[Bob] has been busy lately putting the finishing touches on three different projects that he plans on entering into the 555 Design Contest.
His first entry is a low-power H-bridge, which can be used to drive small servos. While he admits that it is a bit odd to build use a 555 timer to construct an H-bridge, they are cheap and plentiful enough to justify their use. Check out the video below to see the simple H-bridge controlling a servo.
[Bob’s] second entry is quite a bit more complex than his H-bridge. His secret knock detector listens for a pattern of knocks, triggering a relay if the proper cadence is detected. If a knock is heard, the first 555 timer starts, listening for another knock within a specific time range. If a knock is heard during this period, the next timer is triggered, and the process is repeated. Subsequent knocks must be timed correctly, or the circuit halts, waiting for a reset timer to expire before listening is resumed. It’s a bit hard to get the knocks just right, but that should be fixable with a few small tweaks.
The third entry he sent us is a project that is pretty common, though with a somewhat uncommon implementation. Class D amplifiers are often built as low-power headphone amps for personal audio applications. He liked the idea of a Class D amplifier, but wanted to build something with enough power to listen to his music in a small room. To accomplish this task, he looked over the internal block schematics of a 555 timer and constructed a pair of high-power 555 timers himself, using discrete components to mimic those usually found in the 555 package. His results were decent, though admittedly not of the highest quality, and could be tweaked a bit to provide better sound fidelity.
Continue reading to see videos of each project in action.
Continue reading “A trio of last-minute 555 timer projects”
This collection of model vehicle hacks adds obstacle avoidance in an attempt to make them autonomous. At the front end you’ll find two PCBs which use IR approximation to monitor the road ahead. We’re not familiar with this particular use of these IR receivers (TSOP1738) which we’re used to seeing in remote control receiver applications but if recent posts are any indication we think you’ll enjoy the use of a 555 timer on each of those boards.

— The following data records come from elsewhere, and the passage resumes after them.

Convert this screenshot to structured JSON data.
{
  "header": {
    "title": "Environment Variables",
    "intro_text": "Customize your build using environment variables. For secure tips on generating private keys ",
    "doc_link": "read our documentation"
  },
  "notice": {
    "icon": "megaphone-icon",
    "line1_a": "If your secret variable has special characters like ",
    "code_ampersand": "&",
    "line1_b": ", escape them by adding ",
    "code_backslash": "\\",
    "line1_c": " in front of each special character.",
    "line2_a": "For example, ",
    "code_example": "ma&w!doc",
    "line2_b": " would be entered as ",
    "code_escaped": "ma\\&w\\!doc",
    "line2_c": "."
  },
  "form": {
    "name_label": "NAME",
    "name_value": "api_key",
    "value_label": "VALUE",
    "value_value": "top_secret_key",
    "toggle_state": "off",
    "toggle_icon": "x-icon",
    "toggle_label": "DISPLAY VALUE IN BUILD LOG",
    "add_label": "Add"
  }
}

The rest of the hardware is pretty common, a PIC 16F628 does the thinking while an L293D h-bridge drives the motors. Alas, we didn’t find a video, or even a description of the finished project. But there are full schematics, board layout pictures, and the code for both this vehicle and a second Tank version.
I find that I do a lot of fun projects but I’m very bad about documenting them when I’m done. Holidays are for hacking (in my mind) so I usually plan ahead and do something cool during my time off. This project, which I loving call the Autodine-2009, was a spontaneous event over Thanksgiving that I’m just getting around to writing about.
Our cat’s want to be fed at 6am and are very insistent about it. Like most folks, I’d rather be sleeping at that time of day so I built an automatic cat feeder. Now we sleep while the cats eat. We don’t want to rely on a hack to feed our cats when we’re away so I didn’t go the route of an Internet-enabled multiple-dose feeder. Instead, I used parts on hand to create a single-serving dispenser on a timer. A servo rotates a false bottom to gravity-feed the cat food. The servo doesn’t have control circuitry so it is controlled through an h-bridge (I did have to buy 2 transistors for that) by an AVR ATmega8 microcontroller. There are two salvaged tactile switches to set the time and timer, and a serial LCD display that I’ve had sitting around for years. Power comes from an old cell phone charger a friend had just given me that spawned the feeder idea when I asked myself “hmmm, what can I use this for”?
I’ll demonstrate this recycled device for you in a video after the break. This wasn’t as hardcore as my AVR Tetris build but I’m much happier now that I can sleep in a bit.
Continue reading “Recycled cat feeder”
We’ve spent some serious time building robot chassis and motor controllers. [Whamodyne] does the smart thing and scavenges what he needs form cheap sources. He picked up an RC car from the local pharmacy for just $10, tore the body off and behold, a bounty of robot-friendly parts.
We’re not talking precision parts here, but we don’t scoff at two geared motors, four wheels, a driver board, and steering. There’s no great way to attach your own stuff but that’s half the fun of hacking. [Whamodyne] used the 9v battery that came with the toy to power his boarduino and quickly patched in to produce a miracle of automated locomotion.